ACTIVITY =
Give the number of lines in the records below that include the word "color", and add nothing to it.
::::
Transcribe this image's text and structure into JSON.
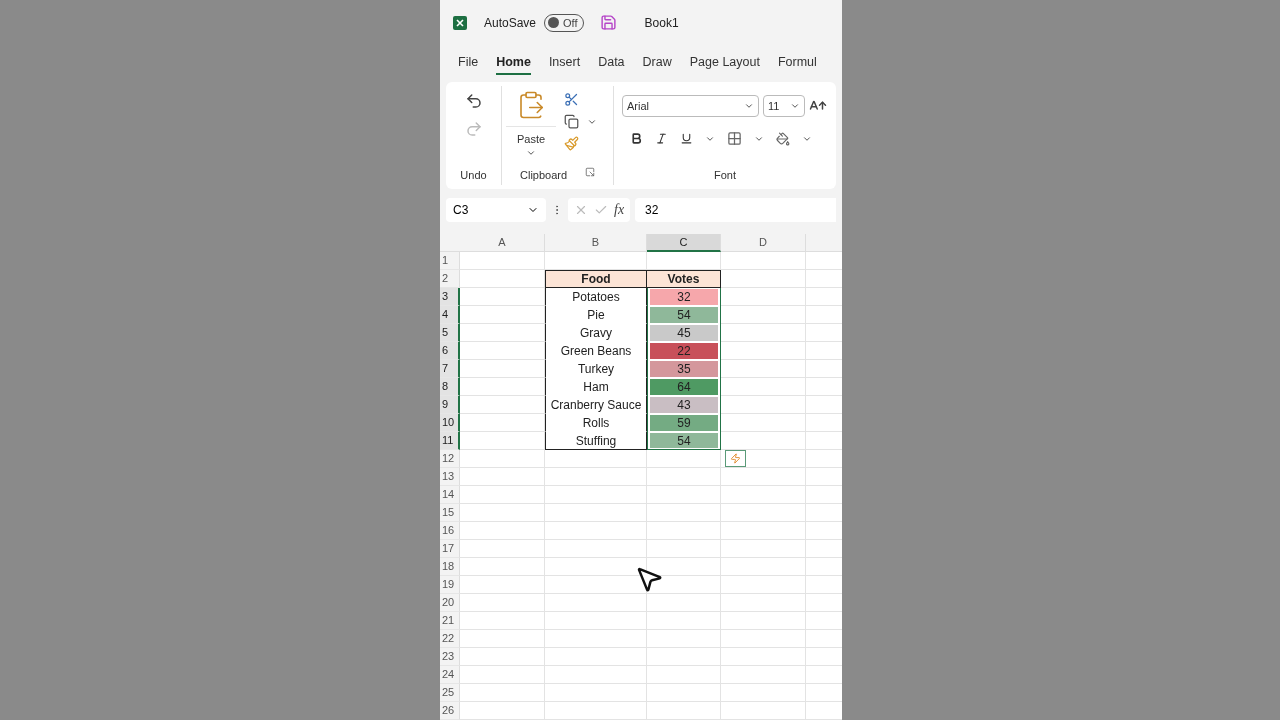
{
  "title_bar": {
    "autosave_label": "AutoSave",
    "autosave_toggle": {
      "on": false,
      "label": "Off"
    },
    "workbook": "Book1"
  },
  "tabs": [
    {
      "label": "File",
      "selected": false
    },
    {
      "label": "Home",
      "selected": true
    },
    {
      "label": "Insert",
      "selected": false
    },
    {
      "label": "Data",
      "selected": false
    },
    {
      "label": "Draw",
      "selected": false
    },
    {
      "label": "Page Layout",
      "selected": false
    },
    {
      "label": "Formul",
      "selected": false
    }
  ],
  "ribbon": {
    "undo_group": "Undo",
    "clipboard_group": "Clipboard",
    "paste_label": "Paste",
    "font_group": "Font",
    "font_name": "Arial",
    "font_size": "11"
  },
  "formula_bar": {
    "name_box": "C3",
    "fx": "fx",
    "value": "32"
  },
  "sheet": {
    "columns": [
      {
        "label": "A",
        "selected": false
      },
      {
        "label": "B",
        "selected": false
      },
      {
        "label": "C",
        "selected": true
      },
      {
        "label": "D",
        "selected": false
      }
    ],
    "row_numbers": [
      {
        "label": "1",
        "selected": false
      },
      {
        "label": "2",
        "selected": false
      },
      {
        "label": "3",
        "selected": true
      },
      {
        "label": "4",
        "selected": true
      },
      {
        "label": "5",
        "selected": true
      },
      {
        "label": "6",
        "selected": true
      },
      {
        "label": "7",
        "selected": true
      },
      {
        "label": "8",
        "selected": true
      },
      {
        "label": "9",
        "selected": true
      },
      {
        "label": "10",
        "selected": true
      },
      {
        "label": "11",
        "selected": true
      },
      {
        "label": "12",
        "selected": false
      },
      {
        "label": "13",
        "selected": false
      },
      {
        "label": "14",
        "selected": false
      },
      {
        "label": "15",
        "selected": false
      },
      {
        "label": "16",
        "selected": false
      },
      {
        "label": "17",
        "selected": false
      },
      {
        "label": "18",
        "selected": false
      },
      {
        "label": "19",
        "selected": false
      },
      {
        "label": "20",
        "selected": false
      },
      {
        "label": "21",
        "selected": false
      },
      {
        "label": "22",
        "selected": false
      },
      {
        "label": "23",
        "selected": false
      },
      {
        "label": "24",
        "selected": false
      },
      {
        "label": "25",
        "selected": false
      },
      {
        "label": "26",
        "selected": false
      }
    ]
  },
  "table": {
    "headers": [
      "Food",
      "Votes"
    ],
    "rows": [
      {
        "food": "Potatoes",
        "votes": "32",
        "color": "#f6a7ab"
      },
      {
        "food": "Pie",
        "votes": "54",
        "color": "#8fb89a"
      },
      {
        "food": "Gravy",
        "votes": "45",
        "color": "#c9c9c9"
      },
      {
        "food": "Green Beans",
        "votes": "22",
        "color": "#c8505a"
      },
      {
        "food": "Turkey",
        "votes": "35",
        "color": "#d4979c"
      },
      {
        "food": "Ham",
        "votes": "64",
        "color": "#4f9a63"
      },
      {
        "food": "Cranberry Sauce",
        "votes": "43",
        "color": "#c9bec3"
      },
      {
        "food": "Rolls",
        "votes": "59",
        "color": "#74ab83"
      },
      {
        "food": "Stuffing",
        "votes": "54",
        "color": "#8fb89a"
      }
    ]
  }
}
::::
EXERCISE RESULT =
9